• _Try it_: Give the data again exactly, without its images.

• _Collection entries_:

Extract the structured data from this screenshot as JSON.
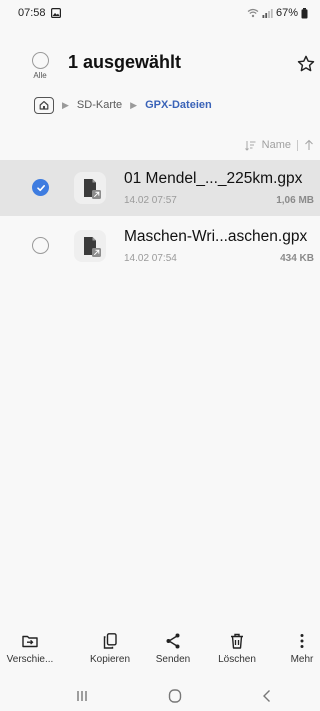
{
  "status_bar": {
    "time": "07:58",
    "battery": "67%"
  },
  "header": {
    "select_all_label": "Alle",
    "title": "1 ausgewählt"
  },
  "breadcrumb": {
    "items": [
      "SD-Karte",
      "GPX-Dateien"
    ]
  },
  "sort": {
    "label": "Name"
  },
  "files": [
    {
      "name": "01 Mendel_..._225km.gpx",
      "date": "14.02 07:57",
      "size": "1,06 MB",
      "selected": true
    },
    {
      "name": "Maschen-Wri...aschen.gpx",
      "date": "14.02 07:54",
      "size": "434 KB",
      "selected": false
    }
  ],
  "actions": {
    "move": "Verschie...",
    "copy": "Kopieren",
    "share": "Senden",
    "delete": "Löschen",
    "more": "Mehr"
  },
  "colors": {
    "accent": "#3e7ce0",
    "breadcrumb_active": "#3a63b8",
    "selected_row": "#e4e4e4",
    "background": "#f8f8f8"
  },
  "icons": [
    "image-icon",
    "wifi-icon",
    "signal-icon",
    "battery-icon",
    "star-icon",
    "home-icon",
    "sort-icon",
    "arrow-up-icon",
    "check-icon",
    "file-icon",
    "move-icon",
    "copy-icon",
    "share-icon",
    "delete-icon",
    "more-icon",
    "recent-apps-icon",
    "home-nav-icon",
    "back-icon"
  ]
}
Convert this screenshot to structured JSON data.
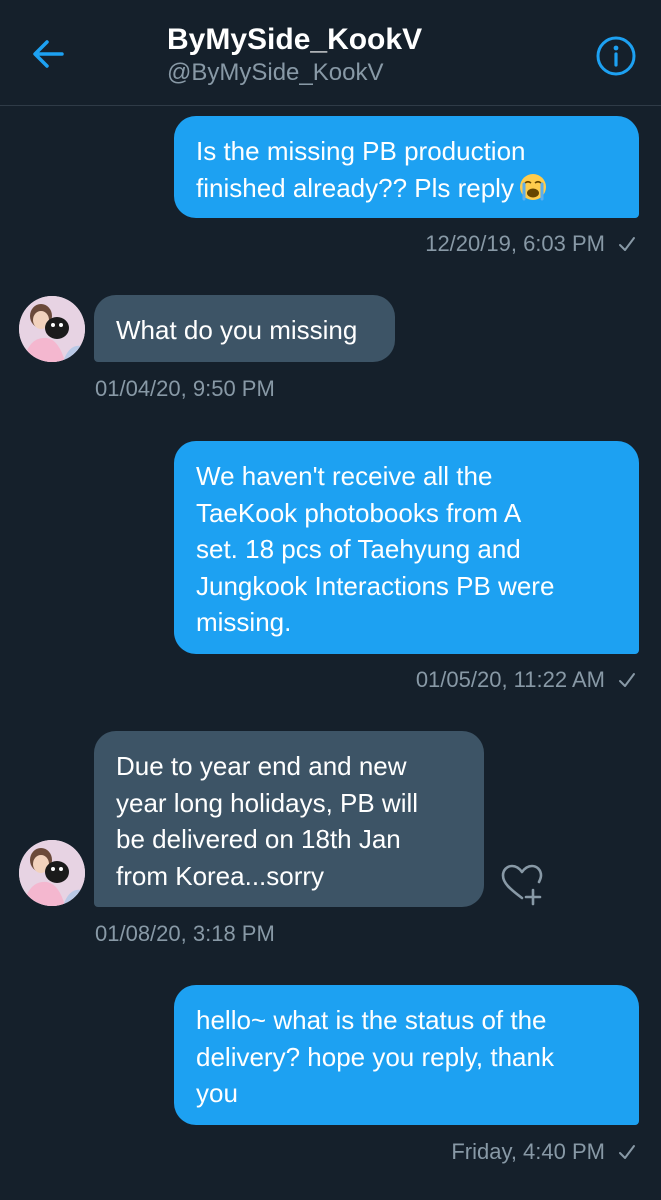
{
  "header": {
    "title": "ByMySide_KookV",
    "handle": "@ByMySide_KookV",
    "back_icon": "arrow-left-icon",
    "info_icon": "info-circle-icon",
    "accent_color": "#1da1f2"
  },
  "messages": [
    {
      "direction": "outgoing",
      "lines": [
        "Is the missing PB production",
        "finished already?? Pls reply"
      ],
      "emoji": "crying-face-emoji",
      "timestamp": "12/20/19, 6:03 PM",
      "status": "sent"
    },
    {
      "direction": "incoming",
      "lines": [
        "What do you missing"
      ],
      "timestamp": "01/04/20, 9:50 PM"
    },
    {
      "direction": "outgoing",
      "lines": [
        "We haven't receive all the",
        "TaeKook photobooks from A",
        "set. 18 pcs of Taehyung and",
        "Jungkook Interactions PB were",
        "missing."
      ],
      "timestamp": "01/05/20, 11:22 AM",
      "status": "sent"
    },
    {
      "direction": "incoming",
      "lines": [
        "Due to year end and new",
        "year long holidays,  PB will",
        "be delivered on 18th Jan",
        "from Korea...sorry"
      ],
      "timestamp": "01/08/20, 3:18 PM",
      "reaction_icon": "heart-plus-icon"
    },
    {
      "direction": "outgoing",
      "lines": [
        "hello~ what is the status of the",
        "delivery? hope you reply, thank",
        "you"
      ],
      "timestamp": "Friday, 4:40 PM",
      "status": "sent"
    }
  ],
  "colors": {
    "background": "#15202b",
    "outgoing_bubble": "#1da1f2",
    "incoming_bubble": "#3d5466",
    "secondary_text": "#8899a6"
  }
}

• _Expected output_:
Extract the structured data from this screenshot as JSON.
{
  "status_bar": {
    "time": "07:58",
    "battery": "67%"
  },
  "header": {
    "select_all_label": "Alle",
    "title": "1 ausgewählt"
  },
  "breadcrumb": {
    "items": [
      "SD-Karte",
      "GPX-Dateien"
    ]
  },
  "sort": {
    "label": "Name"
  },
  "files": [
    {
      "name": "01 Mendel_..._225km.gpx",
      "date": "14.02 07:57",
      "size": "1,06 MB",
      "selected": true
    },
    {
      "name": "Maschen-Wri...aschen.gpx",
      "date": "14.02 07:54",
      "size": "434 KB",
      "selected": false
    }
  ],
  "actions": {
    "move": "Verschie...",
    "copy": "Kopieren",
    "share": "Senden",
    "delete": "Löschen",
    "more": "Mehr"
  },
  "colors": {
    "accent": "#3e7ce0",
    "breadcrumb_active": "#3a63b8",
    "selected_row": "#e4e4e4",
    "background": "#f8f8f8"
  },
  "icons": [
    "image-icon",
    "wifi-icon",
    "signal-icon",
    "battery-icon",
    "star-icon",
    "home-icon",
    "sort-icon",
    "arrow-up-icon",
    "check-icon",
    "file-icon",
    "move-icon",
    "copy-icon",
    "share-icon",
    "delete-icon",
    "more-icon",
    "recent-apps-icon",
    "home-nav-icon",
    "back-icon"
  ]
}
Convert this screenshot to structured JSON data.
{
  "header": {
    "title": "ByMySide_KookV",
    "handle": "@ByMySide_KookV",
    "back_icon": "arrow-left-icon",
    "info_icon": "info-circle-icon",
    "accent_color": "#1da1f2"
  },
  "messages": [
    {
      "direction": "outgoing",
      "lines": [
        "Is the missing PB production",
        "finished already?? Pls reply"
      ],
      "emoji": "crying-face-emoji",
      "timestamp": "12/20/19, 6:03 PM",
      "status": "sent"
    },
    {
      "direction": "incoming",
      "lines": [
        "What do you missing"
      ],
      "timestamp": "01/04/20, 9:50 PM"
    },
    {
      "direction": "outgoing",
      "lines": [
        "We haven't receive all the",
        "TaeKook photobooks from A",
        "set. 18 pcs of Taehyung and",
        "Jungkook Interactions PB were",
        "missing."
      ],
      "timestamp": "01/05/20, 11:22 AM",
      "status": "sent"
    },
    {
      "direction": "incoming",
      "lines": [
        "Due to year end and new",
        "year long holidays,  PB will",
        "be delivered on 18th Jan",
        "from Korea...sorry"
      ],
      "timestamp": "01/08/20, 3:18 PM",
      "reaction_icon": "heart-plus-icon"
    },
    {
      "direction": "outgoing",
      "lines": [
        "hello~ what is the status of the",
        "delivery? hope you reply, thank",
        "you"
      ],
      "timestamp": "Friday, 4:40 PM",
      "status": "sent"
    }
  ],
  "colors": {
    "background": "#15202b",
    "outgoing_bubble": "#1da1f2",
    "incoming_bubble": "#3d5466",
    "secondary_text": "#8899a6"
  }
}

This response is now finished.